The hype around artificial intelligence has reached deafening proportions. Governments around the world are trying to reign it in while companies are foaming at the mouth to get a toe onto the bandwagon. And yet, according to those who are most in the know, AI is overrated.
New data in a survey from US business software platform Retool shows that a majority of tech workers in the US think that AI technology isn’t worth getting excited over. At least, not right now.
A sample of 1,500 software engineers, business leaders, executives, product designers and more were surveyed for Retool’s ‘State of AI’ 2023 report. It found that 51.6% believe AI is overrated while around a quarter each believe the technology is underrated or rated about right.
Perhaps unsurprisingly, it was people at the top of the company hierarchies who were most excited about the technology. VPs and C-suite bosses appear to believe that AI has a lot to offer while those closer to actual implementation of it seem to think it’s overhyped.

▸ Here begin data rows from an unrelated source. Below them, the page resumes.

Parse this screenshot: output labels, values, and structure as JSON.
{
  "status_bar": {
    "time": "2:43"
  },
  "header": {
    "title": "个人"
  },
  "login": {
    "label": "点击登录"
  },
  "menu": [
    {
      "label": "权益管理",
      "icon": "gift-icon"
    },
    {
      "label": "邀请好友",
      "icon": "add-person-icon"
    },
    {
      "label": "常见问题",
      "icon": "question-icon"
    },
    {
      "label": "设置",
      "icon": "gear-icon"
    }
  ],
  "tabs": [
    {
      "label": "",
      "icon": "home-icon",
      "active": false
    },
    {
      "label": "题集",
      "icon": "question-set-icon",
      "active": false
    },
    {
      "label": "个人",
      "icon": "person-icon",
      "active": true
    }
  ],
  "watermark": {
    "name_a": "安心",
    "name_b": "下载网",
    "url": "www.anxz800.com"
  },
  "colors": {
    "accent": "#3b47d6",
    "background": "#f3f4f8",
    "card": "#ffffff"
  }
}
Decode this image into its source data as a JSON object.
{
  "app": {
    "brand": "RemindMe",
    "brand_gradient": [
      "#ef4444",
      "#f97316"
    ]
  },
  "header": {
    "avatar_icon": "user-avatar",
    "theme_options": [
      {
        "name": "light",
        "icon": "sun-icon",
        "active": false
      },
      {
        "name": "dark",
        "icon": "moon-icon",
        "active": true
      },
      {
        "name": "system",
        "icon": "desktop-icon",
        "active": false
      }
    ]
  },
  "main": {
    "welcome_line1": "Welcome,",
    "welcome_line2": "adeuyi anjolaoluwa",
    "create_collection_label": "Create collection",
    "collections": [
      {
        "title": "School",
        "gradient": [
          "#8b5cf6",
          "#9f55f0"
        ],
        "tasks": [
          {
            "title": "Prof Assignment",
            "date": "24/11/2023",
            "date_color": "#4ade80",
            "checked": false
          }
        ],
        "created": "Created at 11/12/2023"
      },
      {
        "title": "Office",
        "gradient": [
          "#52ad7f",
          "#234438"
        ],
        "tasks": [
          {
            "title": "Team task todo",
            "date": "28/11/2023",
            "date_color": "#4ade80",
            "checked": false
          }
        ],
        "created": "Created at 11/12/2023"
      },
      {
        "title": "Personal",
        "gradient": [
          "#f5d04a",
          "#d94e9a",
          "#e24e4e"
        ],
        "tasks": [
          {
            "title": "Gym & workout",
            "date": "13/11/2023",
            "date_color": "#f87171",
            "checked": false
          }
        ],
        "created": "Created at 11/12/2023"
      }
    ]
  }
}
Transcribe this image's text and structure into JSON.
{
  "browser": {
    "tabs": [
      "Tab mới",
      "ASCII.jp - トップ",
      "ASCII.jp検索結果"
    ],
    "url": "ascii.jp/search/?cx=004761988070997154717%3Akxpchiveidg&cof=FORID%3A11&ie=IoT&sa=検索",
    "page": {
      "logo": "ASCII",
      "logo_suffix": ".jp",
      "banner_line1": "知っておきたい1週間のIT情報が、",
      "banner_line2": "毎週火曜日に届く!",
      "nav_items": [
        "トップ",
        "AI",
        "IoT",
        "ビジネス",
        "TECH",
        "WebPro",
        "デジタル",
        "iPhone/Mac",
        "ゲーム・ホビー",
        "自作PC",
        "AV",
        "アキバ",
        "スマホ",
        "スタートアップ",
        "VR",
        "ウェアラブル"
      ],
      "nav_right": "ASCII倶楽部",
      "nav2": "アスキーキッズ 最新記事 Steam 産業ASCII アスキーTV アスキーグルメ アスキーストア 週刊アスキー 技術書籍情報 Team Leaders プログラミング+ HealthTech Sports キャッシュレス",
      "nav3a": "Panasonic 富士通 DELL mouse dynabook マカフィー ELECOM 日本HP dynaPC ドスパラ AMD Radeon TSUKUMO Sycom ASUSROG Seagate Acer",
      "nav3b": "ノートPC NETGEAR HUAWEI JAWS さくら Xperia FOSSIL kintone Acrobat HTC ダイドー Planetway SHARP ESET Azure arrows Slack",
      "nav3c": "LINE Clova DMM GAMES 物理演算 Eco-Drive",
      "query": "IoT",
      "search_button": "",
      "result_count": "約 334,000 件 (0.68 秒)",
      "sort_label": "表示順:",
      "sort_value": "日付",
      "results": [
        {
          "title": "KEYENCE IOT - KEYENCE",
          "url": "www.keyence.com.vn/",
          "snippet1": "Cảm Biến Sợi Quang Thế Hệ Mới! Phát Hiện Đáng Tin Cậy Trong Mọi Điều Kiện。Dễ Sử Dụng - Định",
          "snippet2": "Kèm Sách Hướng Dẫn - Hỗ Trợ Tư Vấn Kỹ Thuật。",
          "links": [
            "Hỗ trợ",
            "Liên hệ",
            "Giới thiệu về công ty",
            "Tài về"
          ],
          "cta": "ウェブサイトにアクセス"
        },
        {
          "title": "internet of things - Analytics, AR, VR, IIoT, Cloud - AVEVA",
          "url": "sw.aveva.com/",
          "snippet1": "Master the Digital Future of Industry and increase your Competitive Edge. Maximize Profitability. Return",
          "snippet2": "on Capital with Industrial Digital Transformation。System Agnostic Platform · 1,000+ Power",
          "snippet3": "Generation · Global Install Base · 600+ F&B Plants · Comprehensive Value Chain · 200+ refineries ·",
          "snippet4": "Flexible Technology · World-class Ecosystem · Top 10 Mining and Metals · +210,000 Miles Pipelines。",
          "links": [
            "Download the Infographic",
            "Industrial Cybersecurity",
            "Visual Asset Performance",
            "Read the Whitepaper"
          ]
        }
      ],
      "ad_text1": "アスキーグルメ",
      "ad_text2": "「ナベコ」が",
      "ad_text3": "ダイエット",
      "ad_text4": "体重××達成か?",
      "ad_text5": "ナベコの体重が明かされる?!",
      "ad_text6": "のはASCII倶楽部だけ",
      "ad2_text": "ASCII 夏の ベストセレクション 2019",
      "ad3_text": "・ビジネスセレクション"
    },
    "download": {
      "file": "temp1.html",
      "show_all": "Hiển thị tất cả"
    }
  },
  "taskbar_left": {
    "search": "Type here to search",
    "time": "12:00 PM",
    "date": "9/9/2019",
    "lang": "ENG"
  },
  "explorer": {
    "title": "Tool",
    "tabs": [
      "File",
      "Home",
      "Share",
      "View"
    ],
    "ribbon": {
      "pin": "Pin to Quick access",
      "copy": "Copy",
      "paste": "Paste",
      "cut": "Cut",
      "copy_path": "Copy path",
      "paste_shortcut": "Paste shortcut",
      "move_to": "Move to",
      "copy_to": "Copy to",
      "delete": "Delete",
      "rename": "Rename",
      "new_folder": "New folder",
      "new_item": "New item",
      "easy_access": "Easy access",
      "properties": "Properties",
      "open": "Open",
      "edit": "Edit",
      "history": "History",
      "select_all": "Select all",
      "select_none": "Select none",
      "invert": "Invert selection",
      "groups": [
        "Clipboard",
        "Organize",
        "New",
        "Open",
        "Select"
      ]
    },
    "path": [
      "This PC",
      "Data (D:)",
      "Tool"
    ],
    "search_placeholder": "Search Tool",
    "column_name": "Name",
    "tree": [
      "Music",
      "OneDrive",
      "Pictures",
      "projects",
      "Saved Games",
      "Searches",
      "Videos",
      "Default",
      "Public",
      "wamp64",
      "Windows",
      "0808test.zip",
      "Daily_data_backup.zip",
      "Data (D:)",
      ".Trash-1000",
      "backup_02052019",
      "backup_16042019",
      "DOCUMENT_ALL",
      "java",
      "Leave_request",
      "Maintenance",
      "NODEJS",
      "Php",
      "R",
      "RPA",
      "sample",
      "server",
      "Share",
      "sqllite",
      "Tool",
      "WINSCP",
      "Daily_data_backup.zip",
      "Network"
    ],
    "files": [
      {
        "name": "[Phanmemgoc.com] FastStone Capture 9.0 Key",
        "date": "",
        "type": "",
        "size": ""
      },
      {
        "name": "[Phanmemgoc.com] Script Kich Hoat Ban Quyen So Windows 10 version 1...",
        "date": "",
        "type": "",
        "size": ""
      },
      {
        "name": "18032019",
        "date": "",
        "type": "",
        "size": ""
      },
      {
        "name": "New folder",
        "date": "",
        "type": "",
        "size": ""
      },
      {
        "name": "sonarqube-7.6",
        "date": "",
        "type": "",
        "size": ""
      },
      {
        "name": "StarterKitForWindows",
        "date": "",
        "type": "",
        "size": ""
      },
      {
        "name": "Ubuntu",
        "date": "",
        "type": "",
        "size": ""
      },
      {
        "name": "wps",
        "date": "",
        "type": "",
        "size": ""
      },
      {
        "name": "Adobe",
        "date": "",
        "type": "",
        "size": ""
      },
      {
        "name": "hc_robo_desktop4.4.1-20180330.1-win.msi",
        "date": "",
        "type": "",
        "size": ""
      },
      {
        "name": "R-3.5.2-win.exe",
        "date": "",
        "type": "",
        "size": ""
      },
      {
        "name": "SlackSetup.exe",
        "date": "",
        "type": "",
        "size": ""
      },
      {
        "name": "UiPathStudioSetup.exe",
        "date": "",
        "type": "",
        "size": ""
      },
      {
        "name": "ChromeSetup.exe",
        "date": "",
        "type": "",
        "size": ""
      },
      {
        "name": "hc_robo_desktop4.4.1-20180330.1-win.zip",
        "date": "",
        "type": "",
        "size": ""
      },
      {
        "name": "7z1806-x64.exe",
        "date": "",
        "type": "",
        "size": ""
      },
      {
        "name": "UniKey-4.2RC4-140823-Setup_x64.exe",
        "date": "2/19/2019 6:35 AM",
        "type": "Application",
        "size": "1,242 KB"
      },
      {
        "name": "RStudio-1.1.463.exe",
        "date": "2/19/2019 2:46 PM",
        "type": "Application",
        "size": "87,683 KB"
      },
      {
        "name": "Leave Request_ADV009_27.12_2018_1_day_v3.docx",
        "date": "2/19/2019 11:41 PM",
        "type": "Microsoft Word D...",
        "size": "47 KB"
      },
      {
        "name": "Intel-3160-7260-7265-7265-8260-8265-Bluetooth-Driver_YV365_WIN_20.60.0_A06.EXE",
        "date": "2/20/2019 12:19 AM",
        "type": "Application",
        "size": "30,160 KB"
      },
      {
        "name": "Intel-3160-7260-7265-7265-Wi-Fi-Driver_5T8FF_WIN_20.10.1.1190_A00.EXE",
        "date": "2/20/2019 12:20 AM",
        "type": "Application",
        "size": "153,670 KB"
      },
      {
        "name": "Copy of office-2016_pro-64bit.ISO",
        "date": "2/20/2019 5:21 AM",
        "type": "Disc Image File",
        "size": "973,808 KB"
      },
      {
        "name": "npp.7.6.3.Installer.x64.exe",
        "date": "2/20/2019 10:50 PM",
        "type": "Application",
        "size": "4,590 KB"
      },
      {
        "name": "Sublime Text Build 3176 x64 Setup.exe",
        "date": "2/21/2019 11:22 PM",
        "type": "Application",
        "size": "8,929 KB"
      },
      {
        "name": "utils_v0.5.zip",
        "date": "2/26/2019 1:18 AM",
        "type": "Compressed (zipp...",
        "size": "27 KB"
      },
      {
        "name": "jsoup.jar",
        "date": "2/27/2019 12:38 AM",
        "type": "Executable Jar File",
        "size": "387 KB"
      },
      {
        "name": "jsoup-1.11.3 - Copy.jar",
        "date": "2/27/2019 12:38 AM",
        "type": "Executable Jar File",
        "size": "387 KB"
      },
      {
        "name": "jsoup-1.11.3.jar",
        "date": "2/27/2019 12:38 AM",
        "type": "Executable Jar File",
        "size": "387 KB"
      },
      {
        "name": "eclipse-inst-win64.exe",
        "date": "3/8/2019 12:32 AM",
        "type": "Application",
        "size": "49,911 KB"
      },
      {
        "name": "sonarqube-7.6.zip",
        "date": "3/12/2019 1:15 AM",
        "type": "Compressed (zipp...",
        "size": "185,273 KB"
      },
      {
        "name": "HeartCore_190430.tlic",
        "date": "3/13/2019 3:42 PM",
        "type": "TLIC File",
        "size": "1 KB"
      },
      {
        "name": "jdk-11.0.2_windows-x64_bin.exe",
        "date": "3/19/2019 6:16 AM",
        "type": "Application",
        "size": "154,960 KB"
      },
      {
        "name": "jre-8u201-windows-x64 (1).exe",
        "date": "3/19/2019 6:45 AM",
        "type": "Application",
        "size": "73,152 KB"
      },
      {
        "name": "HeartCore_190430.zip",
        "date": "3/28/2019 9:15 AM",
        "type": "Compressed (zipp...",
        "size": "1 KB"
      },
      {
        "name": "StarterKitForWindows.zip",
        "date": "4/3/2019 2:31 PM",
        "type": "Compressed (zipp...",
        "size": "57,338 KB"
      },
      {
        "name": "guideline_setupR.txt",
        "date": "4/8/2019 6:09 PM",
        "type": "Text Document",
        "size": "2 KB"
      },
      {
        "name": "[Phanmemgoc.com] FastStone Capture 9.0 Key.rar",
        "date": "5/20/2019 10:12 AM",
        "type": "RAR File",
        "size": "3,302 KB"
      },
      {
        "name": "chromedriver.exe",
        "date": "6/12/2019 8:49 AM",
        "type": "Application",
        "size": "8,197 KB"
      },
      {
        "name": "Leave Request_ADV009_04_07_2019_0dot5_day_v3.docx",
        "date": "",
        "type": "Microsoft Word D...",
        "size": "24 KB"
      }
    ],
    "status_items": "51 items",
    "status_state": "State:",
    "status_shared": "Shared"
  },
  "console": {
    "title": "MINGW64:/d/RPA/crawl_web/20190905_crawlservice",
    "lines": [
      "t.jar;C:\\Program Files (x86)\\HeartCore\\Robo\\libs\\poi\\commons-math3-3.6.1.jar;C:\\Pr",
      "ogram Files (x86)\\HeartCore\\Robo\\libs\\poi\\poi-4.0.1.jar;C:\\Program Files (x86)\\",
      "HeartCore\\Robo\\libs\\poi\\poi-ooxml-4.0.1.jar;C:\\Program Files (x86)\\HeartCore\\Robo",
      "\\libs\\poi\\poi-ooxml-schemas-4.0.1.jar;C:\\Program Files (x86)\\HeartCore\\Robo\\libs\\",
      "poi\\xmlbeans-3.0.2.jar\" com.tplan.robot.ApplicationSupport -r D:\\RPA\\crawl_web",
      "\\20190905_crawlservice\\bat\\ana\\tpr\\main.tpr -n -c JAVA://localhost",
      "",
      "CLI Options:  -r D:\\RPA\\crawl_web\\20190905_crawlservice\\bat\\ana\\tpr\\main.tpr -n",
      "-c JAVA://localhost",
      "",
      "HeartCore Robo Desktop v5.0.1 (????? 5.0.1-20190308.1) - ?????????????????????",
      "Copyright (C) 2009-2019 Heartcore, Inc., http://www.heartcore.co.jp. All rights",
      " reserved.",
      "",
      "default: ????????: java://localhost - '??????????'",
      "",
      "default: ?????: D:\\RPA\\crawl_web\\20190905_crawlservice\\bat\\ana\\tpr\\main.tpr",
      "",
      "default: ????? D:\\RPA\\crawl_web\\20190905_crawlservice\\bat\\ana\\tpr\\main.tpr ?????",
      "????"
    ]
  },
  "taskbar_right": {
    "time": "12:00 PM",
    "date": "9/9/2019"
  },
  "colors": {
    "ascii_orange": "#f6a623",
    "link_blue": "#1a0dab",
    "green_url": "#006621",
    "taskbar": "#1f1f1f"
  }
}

That said, almost everyone is using AI at present, with only 11.6% of respondents saying that they don’t use it in any capacity. At the moment, many of the issues leading to people believing the tech doesn’t live up to expectations stem from present pain points in its use. Nearly 40% of people surveyed said that AI models are inaccurate while a third believe that there are data security issues with it. Workers also report issues with AI ‘hallucinations’ — ie, the AI just making stuff up — as well as the associated costs and the speed at which the technology actually works.
What is clear from the data however is that more and more companies are gearing up to integrate AI into their businesses, despite these misgivings. The largest group of respondents said that their companies were still toying with AI, trying to figure out use cases and 96.5% said that AI offered at least some degree of usefulness.
As to why companies are getting in on the hype, even if they think it may be unjustified, many are seeking to cut costs. Nearly 40% of respondents said their company was motivated by cost-savings in adopting AI, which doesn’t bode well for human employment. Less than 5% of respondents thought the rise of AI wouldn’t affect their role or their industry very much, with the vast majority believing it would have some or a total impact.
Partly, many seem to be using AI purely because everyone else is. The second largest answer to motivation for adoption of the tech was simply to ‘keep up with trends’ while a further 31.1% said they were using it to ‘keep up with competitors’. Developer encouragement and employees genuinely requesting AI tooling were some of the lowest motivations, at 27% and 25% respectively.
Overall, the report argues that AI adoption is still very much in its infancy and, with the interest still keen, it’s unlikely we’ll see that fall off in the coming year.
“It’s clear that whether they’re bullish, bearish, or just going with the flow, tech folks across industries and roles are thinking earnestly about the possibilities and implications of AI technologies and how they’ll shape many facets of the future,” the report reads.
“In our view, this dynamic chapter is only the beginning”.